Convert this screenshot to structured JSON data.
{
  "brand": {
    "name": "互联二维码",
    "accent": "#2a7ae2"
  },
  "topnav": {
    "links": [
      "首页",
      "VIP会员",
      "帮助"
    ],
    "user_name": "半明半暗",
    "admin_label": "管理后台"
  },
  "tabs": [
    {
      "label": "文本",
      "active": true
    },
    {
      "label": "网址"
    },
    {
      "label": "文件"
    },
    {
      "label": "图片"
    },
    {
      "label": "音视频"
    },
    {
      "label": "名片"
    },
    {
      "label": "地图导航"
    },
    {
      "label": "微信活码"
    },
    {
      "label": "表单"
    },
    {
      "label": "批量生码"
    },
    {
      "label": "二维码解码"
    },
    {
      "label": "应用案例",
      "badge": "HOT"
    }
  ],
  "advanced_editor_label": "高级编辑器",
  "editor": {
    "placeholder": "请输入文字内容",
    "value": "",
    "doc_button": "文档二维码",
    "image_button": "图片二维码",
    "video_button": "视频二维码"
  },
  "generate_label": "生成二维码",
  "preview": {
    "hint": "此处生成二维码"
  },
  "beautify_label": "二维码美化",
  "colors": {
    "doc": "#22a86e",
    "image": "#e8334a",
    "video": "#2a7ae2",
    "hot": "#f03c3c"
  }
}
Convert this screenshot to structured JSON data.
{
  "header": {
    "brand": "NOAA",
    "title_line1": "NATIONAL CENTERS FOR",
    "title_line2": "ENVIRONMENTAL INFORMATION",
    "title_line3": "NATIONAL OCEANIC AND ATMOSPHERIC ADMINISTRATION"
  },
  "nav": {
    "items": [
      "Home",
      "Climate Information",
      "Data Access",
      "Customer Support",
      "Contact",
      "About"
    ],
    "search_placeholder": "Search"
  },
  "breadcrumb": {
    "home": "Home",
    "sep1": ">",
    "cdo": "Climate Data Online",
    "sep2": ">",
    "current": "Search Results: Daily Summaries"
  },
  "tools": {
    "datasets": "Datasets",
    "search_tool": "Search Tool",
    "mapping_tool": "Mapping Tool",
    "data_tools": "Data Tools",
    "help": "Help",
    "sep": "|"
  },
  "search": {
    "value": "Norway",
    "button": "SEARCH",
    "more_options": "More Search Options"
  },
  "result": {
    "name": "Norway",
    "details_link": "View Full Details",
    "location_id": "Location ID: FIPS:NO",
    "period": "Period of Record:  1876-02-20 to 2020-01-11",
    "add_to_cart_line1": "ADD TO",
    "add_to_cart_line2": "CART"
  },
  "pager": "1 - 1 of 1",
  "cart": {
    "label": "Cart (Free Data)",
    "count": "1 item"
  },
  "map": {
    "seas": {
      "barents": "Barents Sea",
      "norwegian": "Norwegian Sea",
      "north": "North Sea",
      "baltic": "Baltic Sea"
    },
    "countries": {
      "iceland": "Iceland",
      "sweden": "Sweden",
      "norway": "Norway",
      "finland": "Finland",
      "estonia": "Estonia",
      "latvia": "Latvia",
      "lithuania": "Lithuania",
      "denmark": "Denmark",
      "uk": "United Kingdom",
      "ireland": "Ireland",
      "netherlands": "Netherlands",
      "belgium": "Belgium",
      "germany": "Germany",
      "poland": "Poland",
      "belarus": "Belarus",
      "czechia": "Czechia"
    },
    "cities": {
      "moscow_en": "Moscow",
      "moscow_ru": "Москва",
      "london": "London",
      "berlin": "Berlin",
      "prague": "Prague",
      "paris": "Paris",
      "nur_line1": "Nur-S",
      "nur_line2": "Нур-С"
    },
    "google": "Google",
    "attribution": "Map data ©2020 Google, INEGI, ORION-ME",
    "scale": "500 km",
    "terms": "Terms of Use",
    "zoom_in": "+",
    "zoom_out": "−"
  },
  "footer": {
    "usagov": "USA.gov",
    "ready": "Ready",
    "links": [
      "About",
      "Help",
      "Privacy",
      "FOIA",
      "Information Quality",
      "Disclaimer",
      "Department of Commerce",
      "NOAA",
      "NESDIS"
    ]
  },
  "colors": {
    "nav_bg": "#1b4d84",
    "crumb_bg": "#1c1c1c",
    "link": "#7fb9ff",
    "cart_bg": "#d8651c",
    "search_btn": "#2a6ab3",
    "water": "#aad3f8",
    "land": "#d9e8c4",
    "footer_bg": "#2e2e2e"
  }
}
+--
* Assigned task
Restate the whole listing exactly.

* Result
Convert this screenshot to structured JSON data.
{
  "brand": {
    "name": "互联二维码",
    "accent": "#2a7ae2"
  },
  "topnav": {
    "links": [
      "首页",
      "VIP会员",
      "帮助"
    ],
    "user_name": "半明半暗",
    "admin_label": "管理后台"
  },
  "tabs": [
    {
      "label": "文本",
      "active": true
    },
    {
      "label": "网址"
    },
    {
      "label": "文件"
    },
    {
      "label": "图片"
    },
    {
      "label": "音视频"
    },
    {
      "label": "名片"
    },
    {
      "label": "地图导航"
    },
    {
      "label": "微信活码"
    },
    {
      "label": "表单"
    },
    {
      "label": "批量生码"
    },
    {
      "label": "二维码解码"
    },
    {
      "label": "应用案例",
      "badge": "HOT"
    }
  ],
  "advanced_editor_label": "高级编辑器",
  "editor": {
    "placeholder": "请输入文字内容",
    "value": "",
    "doc_button": "文档二维码",
    "image_button": "图片二维码",
    "video_button": "视频二维码"
  },
  "generate_label": "生成二维码",
  "preview": {
    "hint": "此处生成二维码"
  },
  "beautify_label": "二维码美化",
  "colors": {
    "doc": "#22a86e",
    "image": "#e8334a",
    "video": "#2a7ae2",
    "hot": "#f03c3c"
  }
}
Convert this screenshot to structured JSON data.
{
  "header": {
    "brand": "NOAA",
    "title_line1": "NATIONAL CENTERS FOR",
    "title_line2": "ENVIRONMENTAL INFORMATION",
    "title_line3": "NATIONAL OCEANIC AND ATMOSPHERIC ADMINISTRATION"
  },
  "nav": {
    "items": [
      "Home",
      "Climate Information",
      "Data Access",
      "Customer Support",
      "Contact",
      "About"
    ],
    "search_placeholder": "Search"
  },
  "breadcrumb": {
    "home": "Home",
    "sep1": ">",
    "cdo": "Climate Data Online",
    "sep2": ">",
    "current": "Search Results: Daily Summaries"
  },
  "tools": {
    "datasets": "Datasets",
    "search_tool": "Search Tool",
    "mapping_tool": "Mapping Tool",
    "data_tools": "Data Tools",
    "help": "Help",
    "sep": "|"
  },
  "search": {
    "value": "Norway",
    "button": "SEARCH",
    "more_options": "More Search Options"
  },
  "result": {
    "name": "Norway",
    "details_link": "View Full Details",
    "location_id": "Location ID: FIPS:NO",
    "period": "Period of Record:  1876-02-20 to 2020-01-11",
    "add_to_cart_line1": "ADD TO",
    "add_to_cart_line2": "CART"
  },
  "pager": "1 - 1 of 1",
  "cart": {
    "label": "Cart (Free Data)",
    "count": "1 item"
  },
  "map": {
    "seas": {
      "barents": "Barents Sea",
      "norwegian": "Norwegian Sea",
      "north": "North Sea",
      "baltic": "Baltic Sea"
    },
    "countries": {
      "iceland": "Iceland",
      "sweden": "Sweden",
      "norway": "Norway",
      "finland": "Finland",
      "estonia": "Estonia",
      "latvia": "Latvia",
      "lithuania": "Lithuania",
      "denmark": "Denmark",
      "uk": "United Kingdom",
      "ireland": "Ireland",
      "netherlands": "Netherlands",
      "belgium": "Belgium",
      "germany": "Germany",
      "poland": "Poland",
      "belarus": "Belarus",
      "czechia": "Czechia"
    },
    "cities": {
      "moscow_en": "Moscow",
      "moscow_ru": "Москва",
      "london": "London",
      "berlin": "Berlin",
      "prague": "Prague",
      "paris": "Paris",
      "nur_line1": "Nur-S",
      "nur_line2": "Нур-С"
    },
    "google": "Google",
    "attribution": "Map data ©2020 Google, INEGI, ORION-ME",
    "scale": "500 km",
    "terms": "Terms of Use",
    "zoom_in": "+",
    "zoom_out": "−"
  },
  "footer": {
    "usagov": "USA.gov",
    "ready": "Ready",
    "links": [
      "About",
      "Help",
      "Privacy",
      "FOIA",
      "Information Quality",
      "Disclaimer",
      "Department of Commerce",
      "NOAA",
      "NESDIS"
    ]
  },
  "colors": {
    "nav_bg": "#1b4d84",
    "crumb_bg": "#1c1c1c",
    "link": "#7fb9ff",
    "cart_bg": "#d8651c",
    "search_btn": "#2a6ab3",
    "water": "#aad3f8",
    "land": "#d9e8c4",
    "footer_bg": "#2e2e2e"
  }
}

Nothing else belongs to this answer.